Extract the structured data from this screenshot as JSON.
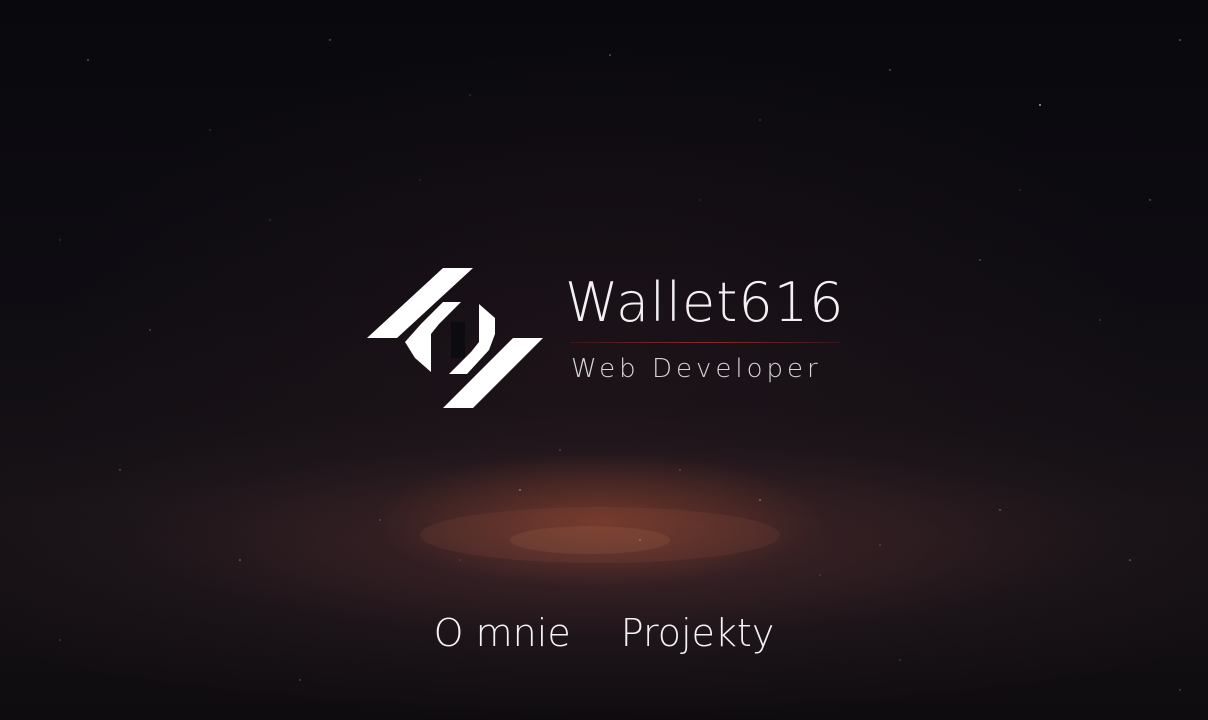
{
  "brand": {
    "name": "Wallet616",
    "tagline": "Web Developer",
    "logo_icon": "wallet616-logo-icon"
  },
  "nav": {
    "items": [
      {
        "label": "O mnie"
      },
      {
        "label": "Projekty"
      }
    ]
  },
  "colors": {
    "background": "#0c0b10",
    "text": "#f2f0f2",
    "accent_rule": "#8d2a2a"
  }
}
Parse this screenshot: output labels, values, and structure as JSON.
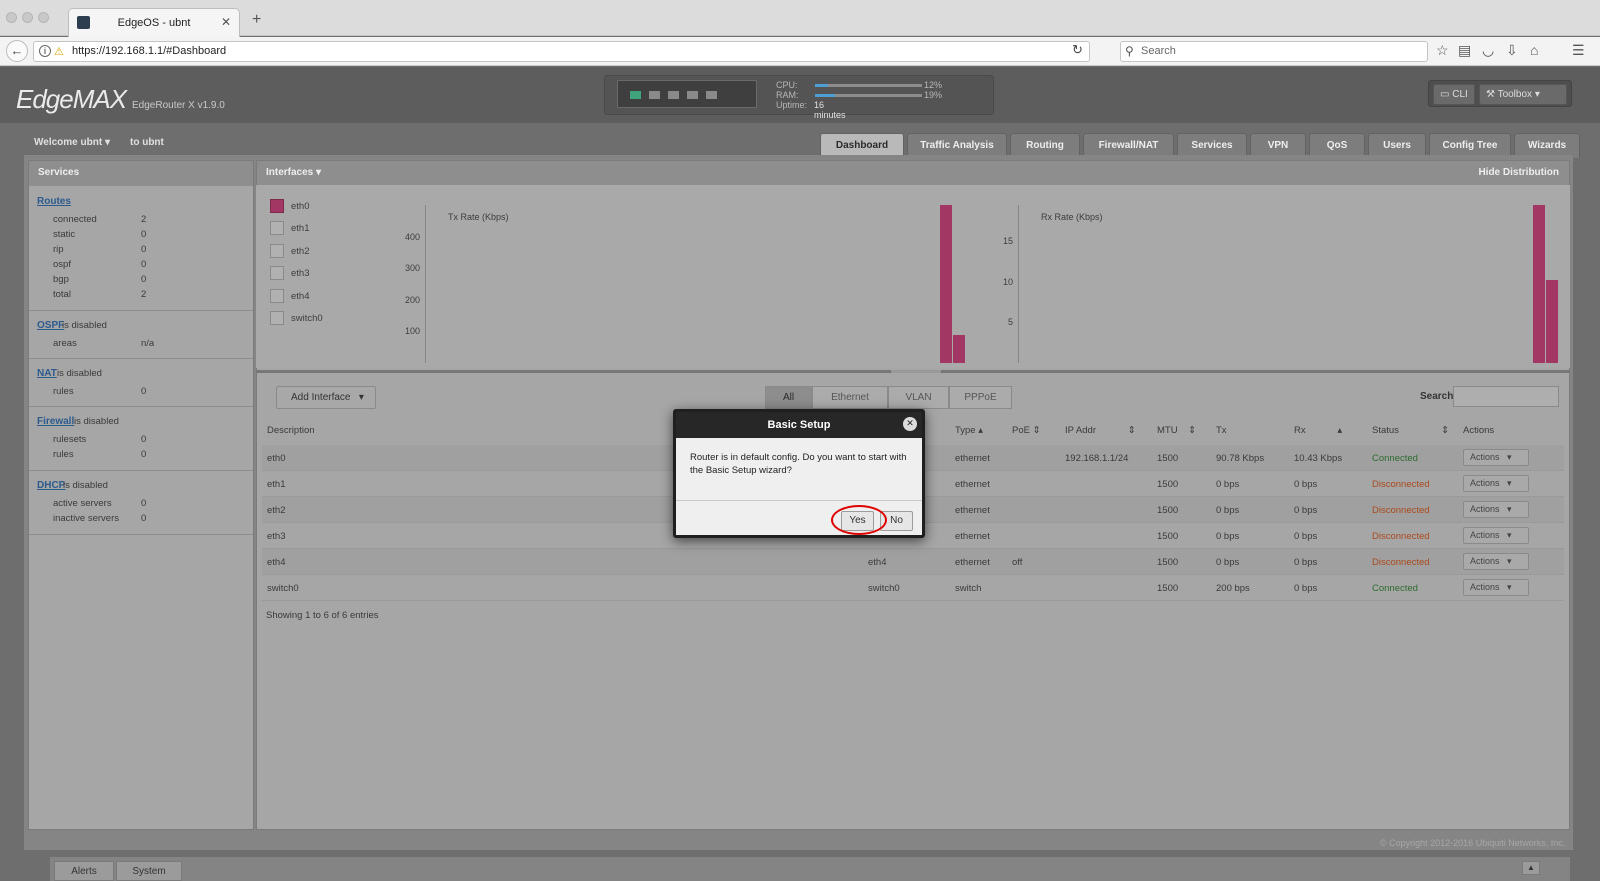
{
  "browser": {
    "tab_title": "EdgeOS - ubnt",
    "url": "https://192.168.1.1/#Dashboard",
    "search_placeholder": "Search"
  },
  "header": {
    "logo": "EdgeMAX",
    "model": "EdgeRouter X v1.9.0",
    "cpu_label": "CPU:",
    "cpu_value": "12%",
    "cpu_fraction": 0.12,
    "ram_label": "RAM:",
    "ram_value": "19%",
    "ram_fraction": 0.19,
    "uptime_label": "Uptime:",
    "uptime_value": "16 minutes",
    "cli_label": "CLI",
    "toolbox_label": "Toolbox"
  },
  "welcome": {
    "user": "Welcome ubnt",
    "to": "to ubnt"
  },
  "nav_tabs": [
    "Dashboard",
    "Traffic Analysis",
    "Routing",
    "Firewall/NAT",
    "Services",
    "VPN",
    "QoS",
    "Users",
    "Config Tree",
    "Wizards"
  ],
  "services": {
    "title": "Services",
    "routes": {
      "link": "Routes",
      "items": [
        {
          "label": "connected",
          "value": "2"
        },
        {
          "label": "static",
          "value": "0"
        },
        {
          "label": "rip",
          "value": "0"
        },
        {
          "label": "ospf",
          "value": "0"
        },
        {
          "label": "bgp",
          "value": "0"
        },
        {
          "label": "total",
          "value": "2"
        }
      ]
    },
    "ospf": {
      "link": "OSPF",
      "status": "is disabled",
      "items": [
        {
          "label": "areas",
          "value": "n/a"
        }
      ]
    },
    "nat": {
      "link": "NAT",
      "status": "is disabled",
      "items": [
        {
          "label": "rules",
          "value": "0"
        }
      ]
    },
    "firewall": {
      "link": "Firewall",
      "status": "is disabled",
      "items": [
        {
          "label": "rulesets",
          "value": "0"
        },
        {
          "label": "rules",
          "value": "0"
        }
      ]
    },
    "dhcp": {
      "link": "DHCP",
      "status": "is disabled",
      "items": [
        {
          "label": "active servers",
          "value": "0"
        },
        {
          "label": "inactive servers",
          "value": "0"
        }
      ]
    }
  },
  "interfaces_panel": {
    "title": "Interfaces",
    "hide_label": "Hide Distribution",
    "legend": [
      "eth0",
      "eth1",
      "eth2",
      "eth3",
      "eth4",
      "switch0"
    ],
    "legend_selected": "eth0"
  },
  "chart_data": [
    {
      "type": "bar",
      "title": "Tx Rate (Kbps)",
      "y_ticks": [
        "100",
        "200",
        "300",
        "400"
      ],
      "ylim": [
        0,
        500
      ],
      "series": [
        {
          "name": "eth0",
          "values": [
            500,
            90
          ]
        }
      ],
      "color": "#a33763"
    },
    {
      "type": "bar",
      "title": "Rx Rate (Kbps)",
      "y_ticks": [
        "5",
        "10",
        "15"
      ],
      "ylim": [
        0,
        19.5
      ],
      "series": [
        {
          "name": "eth0",
          "values": [
            19.5,
            10.2
          ]
        }
      ],
      "color": "#a33763"
    }
  ],
  "table_toolbar": {
    "add_interface": "Add Interface",
    "filters": [
      "All",
      "Ethernet",
      "VLAN",
      "PPPoE"
    ],
    "filter_active": "All",
    "search_label": "Search"
  },
  "table": {
    "headers": [
      "Description",
      "Type",
      "PoE",
      "IP Addr",
      "MTU",
      "Tx",
      "Rx",
      "Status",
      "Actions"
    ],
    "rows": [
      {
        "description": "eth0",
        "name": "",
        "type": "ethernet",
        "poe": "",
        "ip": "192.168.1.1/24",
        "mtu": "1500",
        "tx": "90.78 Kbps",
        "rx": "10.43 Kbps",
        "status": "Connected",
        "action": "Actions"
      },
      {
        "description": "eth1",
        "name": "",
        "type": "ethernet",
        "poe": "",
        "ip": "",
        "mtu": "1500",
        "tx": "0 bps",
        "rx": "0 bps",
        "status": "Disconnected",
        "action": "Actions"
      },
      {
        "description": "eth2",
        "name": "",
        "type": "ethernet",
        "poe": "",
        "ip": "",
        "mtu": "1500",
        "tx": "0 bps",
        "rx": "0 bps",
        "status": "Disconnected",
        "action": "Actions"
      },
      {
        "description": "eth3",
        "name": "",
        "type": "ethernet",
        "poe": "",
        "ip": "",
        "mtu": "1500",
        "tx": "0 bps",
        "rx": "0 bps",
        "status": "Disconnected",
        "action": "Actions"
      },
      {
        "description": "eth4",
        "name": "eth4",
        "type": "ethernet",
        "poe": "off",
        "ip": "",
        "mtu": "1500",
        "tx": "0 bps",
        "rx": "0 bps",
        "status": "Disconnected",
        "action": "Actions"
      },
      {
        "description": "switch0",
        "name": "switch0",
        "type": "switch",
        "poe": "",
        "ip": "",
        "mtu": "1500",
        "tx": "200 bps",
        "rx": "0 bps",
        "status": "Connected",
        "action": "Actions"
      }
    ],
    "showing": "Showing 1 to 6 of 6 entries"
  },
  "copyright": "© Copyright 2012-2016 Ubiquiti Networks, Inc.",
  "footer": {
    "alerts": "Alerts",
    "system": "System"
  },
  "dialog": {
    "title": "Basic Setup",
    "message": "Router is in default config. Do you want to start with the Basic Setup wizard?",
    "yes": "Yes",
    "no": "No"
  }
}
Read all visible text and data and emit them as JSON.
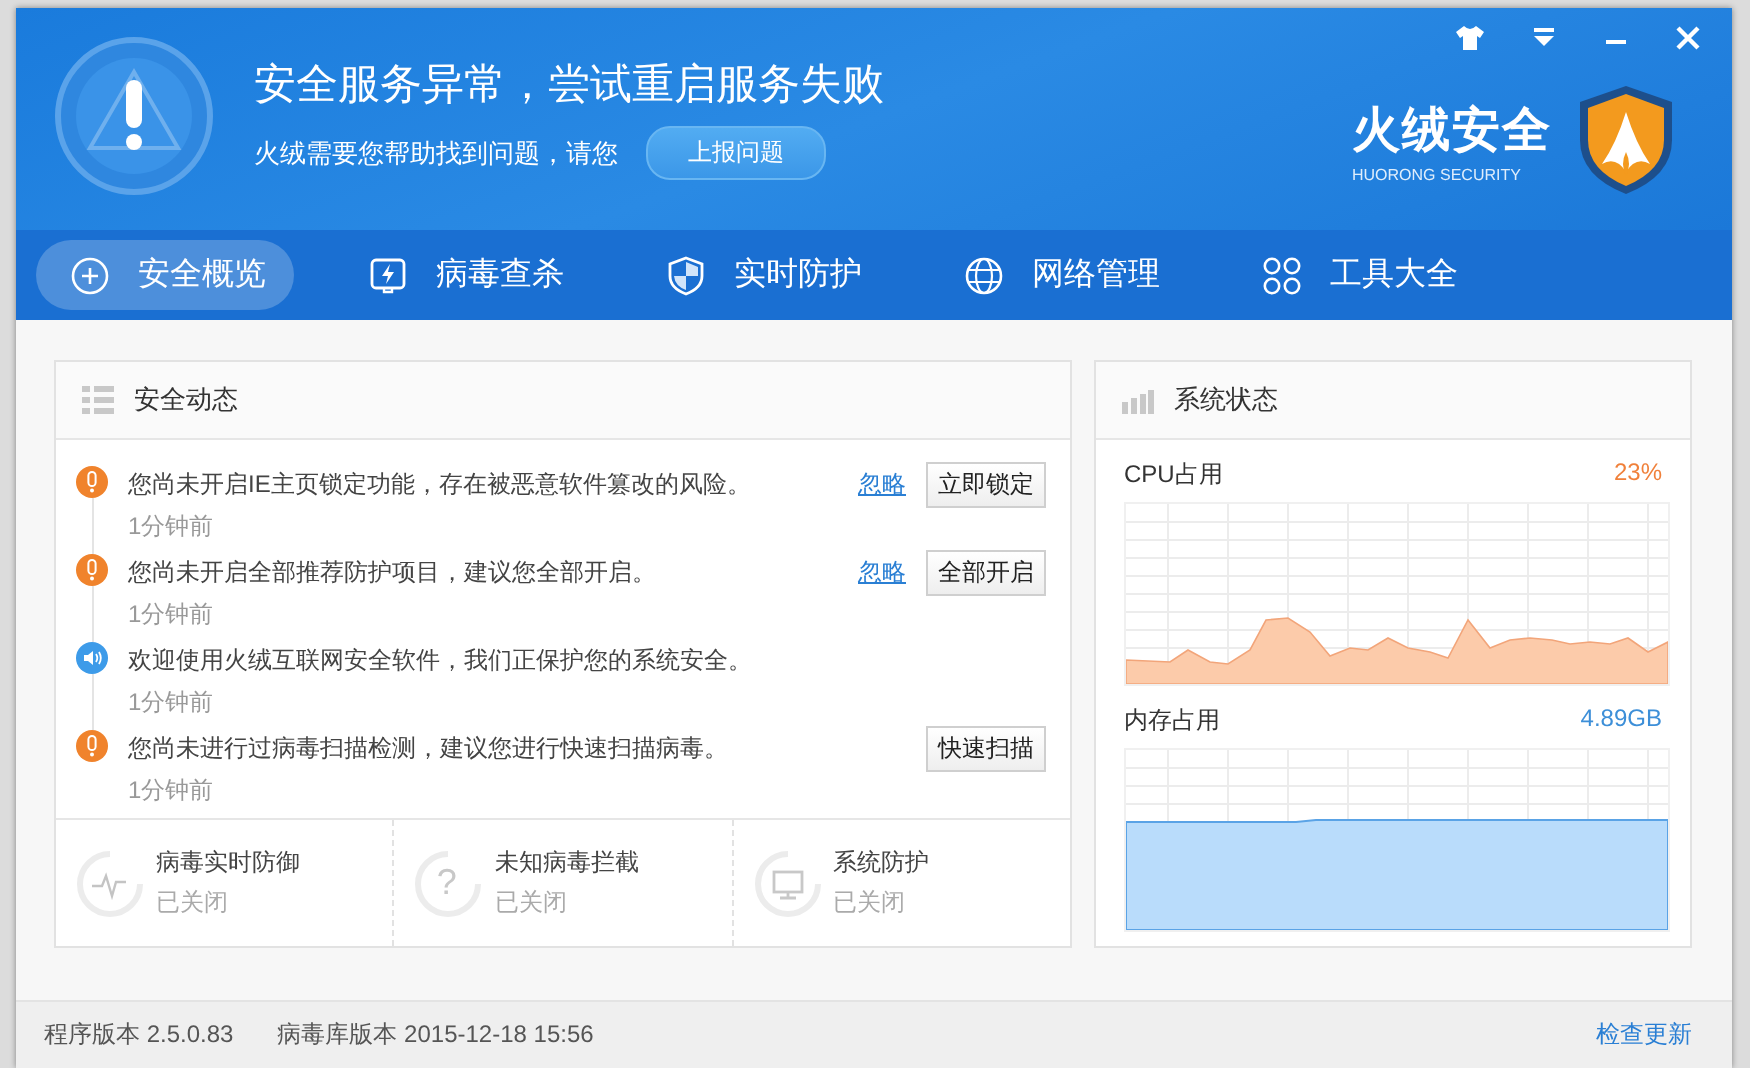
{
  "window": {
    "title": "安全服务异常，尝试重启服务失败",
    "subtitle": "火绒需要您帮助找到问题，请您",
    "report_button": "上报问题",
    "brand": "火绒安全",
    "brand_en": "HUORONG SECURITY"
  },
  "tabs": [
    {
      "label": "安全概览",
      "selected": true
    },
    {
      "label": "病毒查杀",
      "selected": false
    },
    {
      "label": "实时防护",
      "selected": false
    },
    {
      "label": "网络管理",
      "selected": false
    },
    {
      "label": "工具大全",
      "selected": false
    }
  ],
  "events": {
    "title": "安全动态",
    "items": [
      {
        "kind": "warning",
        "text": "您尚未开启IE主页锁定功能，存在被恶意软件篡改的风险。",
        "time": "1分钟前",
        "ignore": "忽略",
        "action": "立即锁定"
      },
      {
        "kind": "warning",
        "text": "您尚未开启全部推荐防护项目，建议您全部开启。",
        "time": "1分钟前",
        "ignore": "忽略",
        "action": "全部开启"
      },
      {
        "kind": "info",
        "text": "欢迎使用火绒互联网安全软件，我们正保护您的系统安全。",
        "time": "1分钟前"
      },
      {
        "kind": "warning",
        "text": "您尚未进行过病毒扫描检测，建议您进行快速扫描病毒。",
        "time": "1分钟前",
        "action": "快速扫描"
      }
    ],
    "protections": [
      {
        "name": "病毒实时防御",
        "state": "已关闭"
      },
      {
        "icon_text": "?",
        "name": "未知病毒拦截",
        "state": "已关闭"
      },
      {
        "name": "系统防护",
        "state": "已关闭"
      }
    ]
  },
  "system": {
    "title": "系统状态",
    "meters": [
      {
        "kind": "cpu",
        "label": "CPU占用",
        "reading": "23%"
      },
      {
        "kind": "memory",
        "label": "内存占用",
        "reading": "4.89GB"
      }
    ]
  },
  "status_bar": {
    "version": "程序版本 2.5.0.83",
    "db_version": "病毒库版本 2015-12-18 15:56",
    "update_link": "检查更新"
  }
}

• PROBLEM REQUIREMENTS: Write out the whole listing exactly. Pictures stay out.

• OUTPUT OF THE TASK:
Extract the structured data from this screenshot as JSON.
{
  "brand": {
    "name": "Wallet616",
    "tagline": "Web Developer",
    "logo_icon": "wallet616-logo-icon"
  },
  "nav": {
    "items": [
      {
        "label": "O mnie"
      },
      {
        "label": "Projekty"
      }
    ]
  },
  "colors": {
    "background": "#0c0b10",
    "text": "#f2f0f2",
    "accent_rule": "#8d2a2a"
  }
}
Parse this screenshot: output labels, values, and structure as JSON.
{
  "browser": {
    "tab_title": "EdgeOS - ubnt",
    "url": "https://192.168.1.1/#Dashboard",
    "search_placeholder": "Search"
  },
  "header": {
    "logo": "EdgeMAX",
    "model": "EdgeRouter X v1.9.0",
    "cpu_label": "CPU:",
    "cpu_value": "12%",
    "cpu_fraction": 0.12,
    "ram_label": "RAM:",
    "ram_value": "19%",
    "ram_fraction": 0.19,
    "uptime_label": "Uptime:",
    "uptime_value": "16 minutes",
    "cli_label": "CLI",
    "toolbox_label": "Toolbox"
  },
  "welcome": {
    "user": "Welcome ubnt",
    "to": "to ubnt"
  },
  "nav_tabs": [
    "Dashboard",
    "Traffic Analysis",
    "Routing",
    "Firewall/NAT",
    "Services",
    "VPN",
    "QoS",
    "Users",
    "Config Tree",
    "Wizards"
  ],
  "services": {
    "title": "Services",
    "routes": {
      "link": "Routes",
      "items": [
        {
          "label": "connected",
          "value": "2"
        },
        {
          "label": "static",
          "value": "0"
        },
        {
          "label": "rip",
          "value": "0"
        },
        {
          "label": "ospf",
          "value": "0"
        },
        {
          "label": "bgp",
          "value": "0"
        },
        {
          "label": "total",
          "value": "2"
        }
      ]
    },
    "ospf": {
      "link": "OSPF",
      "status": "is disabled",
      "items": [
        {
          "label": "areas",
          "value": "n/a"
        }
      ]
    },
    "nat": {
      "link": "NAT",
      "status": "is disabled",
      "items": [
        {
          "label": "rules",
          "value": "0"
        }
      ]
    },
    "firewall": {
      "link": "Firewall",
      "status": "is disabled",
      "items": [
        {
          "label": "rulesets",
          "value": "0"
        },
        {
          "label": "rules",
          "value": "0"
        }
      ]
    },
    "dhcp": {
      "link": "DHCP",
      "status": "is disabled",
      "items": [
        {
          "label": "active servers",
          "value": "0"
        },
        {
          "label": "inactive servers",
          "value": "0"
        }
      ]
    }
  },
  "interfaces_panel": {
    "title": "Interfaces",
    "hide_label": "Hide Distribution",
    "legend": [
      "eth0",
      "eth1",
      "eth2",
      "eth3",
      "eth4",
      "switch0"
    ],
    "legend_selected": "eth0"
  },
  "chart_data": [
    {
      "type": "bar",
      "title": "Tx Rate (Kbps)",
      "y_ticks": [
        "100",
        "200",
        "300",
        "400"
      ],
      "ylim": [
        0,
        500
      ],
      "series": [
        {
          "name": "eth0",
          "values": [
            500,
            90
          ]
        }
      ],
      "color": "#a33763"
    },
    {
      "type": "bar",
      "title": "Rx Rate (Kbps)",
      "y_ticks": [
        "5",
        "10",
        "15"
      ],
      "ylim": [
        0,
        19.5
      ],
      "series": [
        {
          "name": "eth0",
          "values": [
            19.5,
            10.2
          ]
        }
      ],
      "color": "#a33763"
    }
  ],
  "table_toolbar": {
    "add_interface": "Add Interface",
    "filters": [
      "All",
      "Ethernet",
      "VLAN",
      "PPPoE"
    ],
    "filter_active": "All",
    "search_label": "Search"
  },
  "table": {
    "headers": [
      "Description",
      "Type",
      "PoE",
      "IP Addr",
      "MTU",
      "Tx",
      "Rx",
      "Status",
      "Actions"
    ],
    "rows": [
      {
        "description": "eth0",
        "name": "",
        "type": "ethernet",
        "poe": "",
        "ip": "192.168.1.1/24",
        "mtu": "1500",
        "tx": "90.78 Kbps",
        "rx": "10.43 Kbps",
        "status": "Connected",
        "action": "Actions"
      },
      {
        "description": "eth1",
        "name": "",
        "type": "ethernet",
        "poe": "",
        "ip": "",
        "mtu": "1500",
        "tx": "0 bps",
        "rx": "0 bps",
        "status": "Disconnected",
        "action": "Actions"
      },
      {
        "description": "eth2",
        "name": "",
        "type": "ethernet",
        "poe": "",
        "ip": "",
        "mtu": "1500",
        "tx": "0 bps",
        "rx": "0 bps",
        "status": "Disconnected",
        "action": "Actions"
      },
      {
        "description": "eth3",
        "name": "",
        "type": "ethernet",
        "poe": "",
        "ip": "",
        "mtu": "1500",
        "tx": "0 bps",
        "rx": "0 bps",
        "status": "Disconnected",
        "action": "Actions"
      },
      {
        "description": "eth4",
        "name": "eth4",
        "type": "ethernet",
        "poe": "off",
        "ip": "",
        "mtu": "1500",
        "tx": "0 bps",
        "rx": "0 bps",
        "status": "Disconnected",
        "action": "Actions"
      },
      {
        "description": "switch0",
        "name": "switch0",
        "type": "switch",
        "poe": "",
        "ip": "",
        "mtu": "1500",
        "tx": "200 bps",
        "rx": "0 bps",
        "status": "Connected",
        "action": "Actions"
      }
    ],
    "showing": "Showing 1 to 6 of 6 entries"
  },
  "copyright": "© Copyright 2012-2016 Ubiquiti Networks, Inc.",
  "footer": {
    "alerts": "Alerts",
    "system": "System"
  },
  "dialog": {
    "title": "Basic Setup",
    "message": "Router is in default config. Do you want to start with the Basic Setup wizard?",
    "yes": "Yes",
    "no": "No"
  }
}
Read all visible text and data and emit them as JSON.
{
  "window": {
    "title": "安全服务异常，尝试重启服务失败",
    "subtitle": "火绒需要您帮助找到问题，请您",
    "report_button": "上报问题",
    "brand": "火绒安全",
    "brand_en": "HUORONG SECURITY"
  },
  "tabs": [
    {
      "label": "安全概览",
      "selected": true
    },
    {
      "label": "病毒查杀",
      "selected": false
    },
    {
      "label": "实时防护",
      "selected": false
    },
    {
      "label": "网络管理",
      "selected": false
    },
    {
      "label": "工具大全",
      "selected": false
    }
  ],
  "events": {
    "title": "安全动态",
    "items": [
      {
        "kind": "warning",
        "text": "您尚未开启IE主页锁定功能，存在被恶意软件篡改的风险。",
        "time": "1分钟前",
        "ignore": "忽略",
        "action": "立即锁定"
      },
      {
        "kind": "warning",
        "text": "您尚未开启全部推荐防护项目，建议您全部开启。",
        "time": "1分钟前",
        "ignore": "忽略",
        "action": "全部开启"
      },
      {
        "kind": "info",
        "text": "欢迎使用火绒互联网安全软件，我们正保护您的系统安全。",
        "time": "1分钟前"
      },
      {
        "kind": "warning",
        "text": "您尚未进行过病毒扫描检测，建议您进行快速扫描病毒。",
        "time": "1分钟前",
        "action": "快速扫描"
      }
    ],
    "protections": [
      {
        "name": "病毒实时防御",
        "state": "已关闭"
      },
      {
        "icon_text": "?",
        "name": "未知病毒拦截",
        "state": "已关闭"
      },
      {
        "name": "系统防护",
        "state": "已关闭"
      }
    ]
  },
  "system": {
    "title": "系统状态",
    "meters": [
      {
        "kind": "cpu",
        "label": "CPU占用",
        "reading": "23%"
      },
      {
        "kind": "memory",
        "label": "内存占用",
        "reading": "4.89GB"
      }
    ]
  },
  "status_bar": {
    "version": "程序版本 2.5.0.83",
    "db_version": "病毒库版本 2015-12-18 15:56",
    "update_link": "检查更新"
  }
}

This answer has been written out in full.